In the Central African Republic (CAR), displaced children like 8-year-old Melvina are forced to weigh the odds of which life-threatening situation they will be subjected to. Sometimes the risk of going out to find food is too dangerous due to ongoing conflict, but the risk of suffering malnutrition is just as worrying.
"I don't eat every day because my mother has no money,” says Melvina who was forced from her home and is now living at a site for displaced people in Bouar. “When I don't eat, I have a headache and a stomachache and I can't go to school.”
The government, armed rebels, and militias all stake a claim to various territories in the CAR. With years of conflict, this means that almost two thirds of the country are in desperate need of humanitarian support.
Children like Melvina need everything from education to health clinics to safe places to play. But before all of that is the critical need for life-saving food. Melvina can’t play with her friends on an empty stomach. And when she's hungry she stays home from school because she is too tired. Malnutrition robs her of the chance to succeed, trapping her inside her own body.
The decision to trade the risk of death in conflict for the risk of death through malnutrition is a choice no mother should have to make. But Melvina’s mother, Zenou, makes it daily, as she considers threats from every angle. In addition, changing weather patterns mean crops aren’t even a certainty. “I try to cultivate the fields to feed Melvina,” she says. “But as the crops are not regular, it is sometimes difficult.”
World Vision’s response to this complex situation in the CAR is flexible in order to properly respond to each community’s unique and ever-changing needs. Communities are always striving for self-sufficiency, so even though our interventions might differ from place to place, the goal of stabilizing a community and working toward self-sufficiency remains the same.
Our experience has shown that with the right support, even displaced communities in the grips of hunger can become strong and self-sufficient again. And very often food is the first step.

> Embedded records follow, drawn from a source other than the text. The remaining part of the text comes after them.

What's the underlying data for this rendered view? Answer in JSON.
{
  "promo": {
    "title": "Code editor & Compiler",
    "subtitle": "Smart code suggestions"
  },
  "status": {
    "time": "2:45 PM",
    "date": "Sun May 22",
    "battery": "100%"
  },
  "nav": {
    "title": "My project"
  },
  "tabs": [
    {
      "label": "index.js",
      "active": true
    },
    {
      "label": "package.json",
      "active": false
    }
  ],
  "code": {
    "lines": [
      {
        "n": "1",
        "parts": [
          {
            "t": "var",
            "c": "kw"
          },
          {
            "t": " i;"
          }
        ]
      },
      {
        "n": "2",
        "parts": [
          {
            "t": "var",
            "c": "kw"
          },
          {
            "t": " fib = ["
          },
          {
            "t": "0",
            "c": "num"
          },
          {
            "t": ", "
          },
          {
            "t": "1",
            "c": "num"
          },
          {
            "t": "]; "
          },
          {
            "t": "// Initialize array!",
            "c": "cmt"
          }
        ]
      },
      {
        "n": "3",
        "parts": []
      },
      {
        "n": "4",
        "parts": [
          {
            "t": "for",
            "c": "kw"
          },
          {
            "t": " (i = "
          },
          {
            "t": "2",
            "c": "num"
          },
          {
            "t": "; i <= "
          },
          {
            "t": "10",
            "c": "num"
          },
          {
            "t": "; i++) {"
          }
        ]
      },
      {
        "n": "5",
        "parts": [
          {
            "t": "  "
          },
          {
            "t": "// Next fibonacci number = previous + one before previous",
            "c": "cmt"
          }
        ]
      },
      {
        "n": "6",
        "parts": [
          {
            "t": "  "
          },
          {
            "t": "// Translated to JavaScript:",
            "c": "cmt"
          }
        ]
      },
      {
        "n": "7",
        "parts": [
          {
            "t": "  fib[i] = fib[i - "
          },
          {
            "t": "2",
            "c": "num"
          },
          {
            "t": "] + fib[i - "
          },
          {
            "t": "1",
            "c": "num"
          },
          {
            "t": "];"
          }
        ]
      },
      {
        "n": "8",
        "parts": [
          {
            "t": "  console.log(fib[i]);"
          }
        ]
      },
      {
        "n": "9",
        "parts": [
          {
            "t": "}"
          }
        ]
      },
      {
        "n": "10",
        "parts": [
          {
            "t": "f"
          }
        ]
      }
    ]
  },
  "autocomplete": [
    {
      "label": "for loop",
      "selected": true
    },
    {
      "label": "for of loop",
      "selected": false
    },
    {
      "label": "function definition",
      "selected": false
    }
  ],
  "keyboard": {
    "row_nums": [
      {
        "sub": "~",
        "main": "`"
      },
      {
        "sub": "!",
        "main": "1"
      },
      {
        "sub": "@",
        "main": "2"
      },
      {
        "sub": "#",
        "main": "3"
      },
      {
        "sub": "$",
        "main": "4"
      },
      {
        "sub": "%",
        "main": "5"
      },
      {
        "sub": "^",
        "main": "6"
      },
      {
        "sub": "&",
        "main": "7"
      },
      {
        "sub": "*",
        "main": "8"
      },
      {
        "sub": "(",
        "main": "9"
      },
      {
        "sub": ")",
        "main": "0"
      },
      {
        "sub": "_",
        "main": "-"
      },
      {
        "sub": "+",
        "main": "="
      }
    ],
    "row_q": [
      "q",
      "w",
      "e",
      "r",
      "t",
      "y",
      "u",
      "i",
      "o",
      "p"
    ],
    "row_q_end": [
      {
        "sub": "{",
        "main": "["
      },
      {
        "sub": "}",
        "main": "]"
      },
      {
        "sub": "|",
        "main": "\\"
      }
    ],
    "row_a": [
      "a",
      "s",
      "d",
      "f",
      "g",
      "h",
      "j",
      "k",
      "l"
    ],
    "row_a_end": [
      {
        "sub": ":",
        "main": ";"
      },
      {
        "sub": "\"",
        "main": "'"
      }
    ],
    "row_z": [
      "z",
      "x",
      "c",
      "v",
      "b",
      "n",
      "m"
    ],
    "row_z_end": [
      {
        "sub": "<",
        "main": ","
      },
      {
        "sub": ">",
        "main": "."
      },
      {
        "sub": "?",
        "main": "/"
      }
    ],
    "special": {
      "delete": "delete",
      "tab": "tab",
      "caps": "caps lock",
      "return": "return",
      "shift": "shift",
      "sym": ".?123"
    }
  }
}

As the largest implementing partner of the World Food Programme (WFP), World Vision has been a global leader in food assistance for years. Because we are well-established and trusted in the regions where we work, we are able to deliver food quickly and efficiently, preventing wide-scale death and pulling children back from the edge of starvation.
Our feeding centers in the CAR are no exception. “Thanks to WFP and World Vision, Melvina gets rations at school to take home,” says Zenou. “It helps us make ends meet.”
But that’s not where Melvina’s journey with World Vision ends. Though crucial, food is just the first step toward strengthening communities. This is why in 2014 we launched Child-Friendly Spaces across the country, where children can play and learn safely. In the CAR these also serve as peace clubs, to help children like Melvina cope with the trauma of conflict and build social cohesion with their peers.
It’s why we facilitate workshops on child protection and join faith leaders from multiple faiths to work together to care for children. And it’s why we’ve developed peacebuilding materials to use in classrooms.
But none of this is possible without food. If people are hungry and sick, their ability to engage in peacebuilding initiatives is hindered. Food can be what opens that first door toward a stronger community.